(Assignment):
Images aside, return all the entries exactly.

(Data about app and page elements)

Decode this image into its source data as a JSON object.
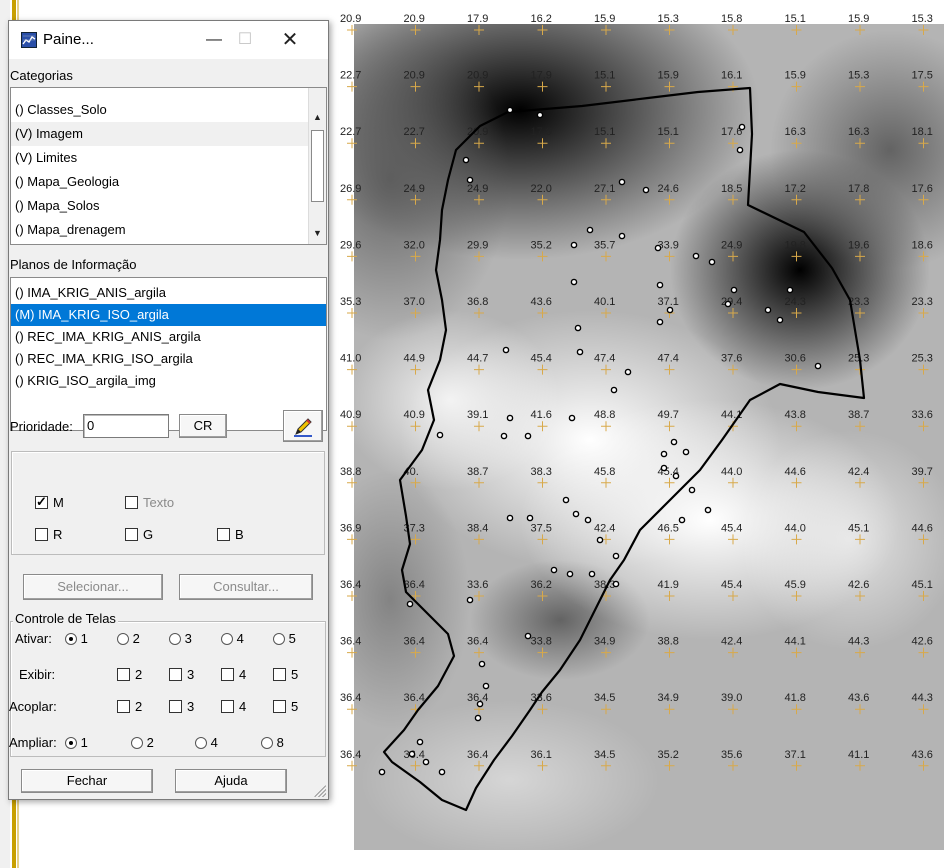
{
  "panel": {
    "title": "Paine...",
    "categorias_label": "Categorias",
    "categorias": [
      {
        "label": "() Classes_Solo"
      },
      {
        "label": "(V) Imagem",
        "highlighted": true
      },
      {
        "label": "(V) Limites"
      },
      {
        "label": "() Mapa_Geologia"
      },
      {
        "label": "() Mapa_Solos"
      },
      {
        "label": "() Mapa_drenagem"
      }
    ],
    "planos_label": "Planos de Informação",
    "planos": [
      {
        "label": "() IMA_KRIG_ANIS_argila"
      },
      {
        "label": "(M) IMA_KRIG_ISO_argila",
        "selected": true
      },
      {
        "label": "() REC_IMA_KRIG_ANIS_argila"
      },
      {
        "label": "() REC_IMA_KRIG_ISO_argila"
      },
      {
        "label": "() KRIG_ISO_argila_img"
      }
    ],
    "prioridade_label": "Prioridade:",
    "prioridade_value": "0",
    "cr_label": "CR",
    "check_m": "M",
    "check_texto": "Texto",
    "check_r": "R",
    "check_g": "G",
    "check_b": "B",
    "selecionar_label": "Selecionar...",
    "consultar_label": "Consultar...",
    "controle_label": "Controle de Telas",
    "ativar_label": "Ativar:",
    "ativar_options": [
      "1",
      "2",
      "3",
      "4",
      "5"
    ],
    "exibir_label": "Exibir:",
    "exibir_options": [
      "2",
      "3",
      "4",
      "5"
    ],
    "acoplar_label": "Acoplar:",
    "acoplar_options": [
      "2",
      "3",
      "4",
      "5"
    ],
    "ampliar_label": "Ampliar:",
    "ampliar_options": [
      "1",
      "2",
      "4",
      "8"
    ],
    "fechar_label": "Fechar",
    "ajuda_label": "Ajuda"
  },
  "grid": {
    "values": [
      [
        "20.9",
        "20.9",
        "17.9",
        "16.2",
        "15.9",
        "15.3",
        "15.8",
        "15.1",
        "15.9",
        "15.3"
      ],
      [
        "22.7",
        "20.9",
        "20.9",
        "17.9",
        "15.1",
        "15.9",
        "16.1",
        "15.9",
        "15.3",
        "17.5"
      ],
      [
        "22.7",
        "22.7",
        "20.9",
        "17.9",
        "15.1",
        "15.1",
        "17.6",
        "16.3",
        "16.3",
        "18.1"
      ],
      [
        "26.9",
        "24.9",
        "24.9",
        "22.0",
        "27.1",
        "24.6",
        "18.5",
        "17.2",
        "17.8",
        "17.6"
      ],
      [
        "29.6",
        "32.0",
        "29.9",
        "35.2",
        "35.7",
        "33.9",
        "24.9",
        "19.8",
        "19.6",
        "18.6"
      ],
      [
        "35.3",
        "37.0",
        "36.8",
        "43.6",
        "40.1",
        "37.1",
        "29.4",
        "24.3",
        "23.3",
        "23.3"
      ],
      [
        "41.0",
        "44.9",
        "44.7",
        "45.4",
        "47.4",
        "47.4",
        "37.6",
        "30.6",
        "25.3",
        "25.3"
      ],
      [
        "40.9",
        "40.9",
        "39.1",
        "41.6",
        "48.8",
        "49.7",
        "44.1",
        "43.8",
        "38.7",
        "33.6"
      ],
      [
        "38.8",
        "40.",
        "38.7",
        "38.3",
        "45.8",
        "45.4",
        "44.0",
        "44.6",
        "42.4",
        "39.7"
      ],
      [
        "36.9",
        "37.3",
        "38.4",
        "37.5",
        "42.4",
        "46.5",
        "45.4",
        "44.0",
        "45.1",
        "44.6"
      ],
      [
        "36.4",
        "36.4",
        "33.6",
        "36.2",
        "38.3",
        "41.9",
        "45.4",
        "45.9",
        "42.6",
        "45.1"
      ],
      [
        "36.4",
        "36.4",
        "36.4",
        "33.8",
        "34.9",
        "38.8",
        "42.4",
        "44.1",
        "44.3",
        "42.6"
      ],
      [
        "36.4",
        "36.4",
        "36.4",
        "33.6",
        "34.5",
        "34.9",
        "39.0",
        "41.8",
        "43.6",
        "44.3"
      ],
      [
        "36.4",
        "36.4",
        "36.4",
        "36.1",
        "34.5",
        "35.2",
        "35.6",
        "37.1",
        "41.1",
        "43.6"
      ]
    ]
  }
}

(Result):
Decode this image into its source data as a JSON object.
{
  "panel": {
    "title": "Paine...",
    "categorias_label": "Categorias",
    "categorias": [
      {
        "label": "() Classes_Solo"
      },
      {
        "label": "(V) Imagem",
        "highlighted": true
      },
      {
        "label": "(V) Limites"
      },
      {
        "label": "() Mapa_Geologia"
      },
      {
        "label": "() Mapa_Solos"
      },
      {
        "label": "() Mapa_drenagem"
      }
    ],
    "planos_label": "Planos de Informação",
    "planos": [
      {
        "label": "() IMA_KRIG_ANIS_argila"
      },
      {
        "label": "(M) IMA_KRIG_ISO_argila",
        "selected": true
      },
      {
        "label": "() REC_IMA_KRIG_ANIS_argila"
      },
      {
        "label": "() REC_IMA_KRIG_ISO_argila"
      },
      {
        "label": "() KRIG_ISO_argila_img"
      }
    ],
    "prioridade_label": "Prioridade:",
    "prioridade_value": "0",
    "cr_label": "CR",
    "check_m": "M",
    "check_texto": "Texto",
    "check_r": "R",
    "check_g": "G",
    "check_b": "B",
    "selecionar_label": "Selecionar...",
    "consultar_label": "Consultar...",
    "controle_label": "Controle de Telas",
    "ativar_label": "Ativar:",
    "ativar_options": [
      "1",
      "2",
      "3",
      "4",
      "5"
    ],
    "exibir_label": "Exibir:",
    "exibir_options": [
      "2",
      "3",
      "4",
      "5"
    ],
    "acoplar_label": "Acoplar:",
    "acoplar_options": [
      "2",
      "3",
      "4",
      "5"
    ],
    "ampliar_label": "Ampliar:",
    "ampliar_options": [
      "1",
      "2",
      "4",
      "8"
    ],
    "fechar_label": "Fechar",
    "ajuda_label": "Ajuda"
  },
  "grid": {
    "values": [
      [
        "20.9",
        "20.9",
        "17.9",
        "16.2",
        "15.9",
        "15.3",
        "15.8",
        "15.1",
        "15.9",
        "15.3"
      ],
      [
        "22.7",
        "20.9",
        "20.9",
        "17.9",
        "15.1",
        "15.9",
        "16.1",
        "15.9",
        "15.3",
        "17.5"
      ],
      [
        "22.7",
        "22.7",
        "20.9",
        "17.9",
        "15.1",
        "15.1",
        "17.6",
        "16.3",
        "16.3",
        "18.1"
      ],
      [
        "26.9",
        "24.9",
        "24.9",
        "22.0",
        "27.1",
        "24.6",
        "18.5",
        "17.2",
        "17.8",
        "17.6"
      ],
      [
        "29.6",
        "32.0",
        "29.9",
        "35.2",
        "35.7",
        "33.9",
        "24.9",
        "19.8",
        "19.6",
        "18.6"
      ],
      [
        "35.3",
        "37.0",
        "36.8",
        "43.6",
        "40.1",
        "37.1",
        "29.4",
        "24.3",
        "23.3",
        "23.3"
      ],
      [
        "41.0",
        "44.9",
        "44.7",
        "45.4",
        "47.4",
        "47.4",
        "37.6",
        "30.6",
        "25.3",
        "25.3"
      ],
      [
        "40.9",
        "40.9",
        "39.1",
        "41.6",
        "48.8",
        "49.7",
        "44.1",
        "43.8",
        "38.7",
        "33.6"
      ],
      [
        "38.8",
        "40.",
        "38.7",
        "38.3",
        "45.8",
        "45.4",
        "44.0",
        "44.6",
        "42.4",
        "39.7"
      ],
      [
        "36.9",
        "37.3",
        "38.4",
        "37.5",
        "42.4",
        "46.5",
        "45.4",
        "44.0",
        "45.1",
        "44.6"
      ],
      [
        "36.4",
        "36.4",
        "33.6",
        "36.2",
        "38.3",
        "41.9",
        "45.4",
        "45.9",
        "42.6",
        "45.1"
      ],
      [
        "36.4",
        "36.4",
        "36.4",
        "33.8",
        "34.9",
        "38.8",
        "42.4",
        "44.1",
        "44.3",
        "42.6"
      ],
      [
        "36.4",
        "36.4",
        "36.4",
        "33.6",
        "34.5",
        "34.9",
        "39.0",
        "41.8",
        "43.6",
        "44.3"
      ],
      [
        "36.4",
        "36.4",
        "36.4",
        "36.1",
        "34.5",
        "35.2",
        "35.6",
        "37.1",
        "41.1",
        "43.6"
      ]
    ]
  }
}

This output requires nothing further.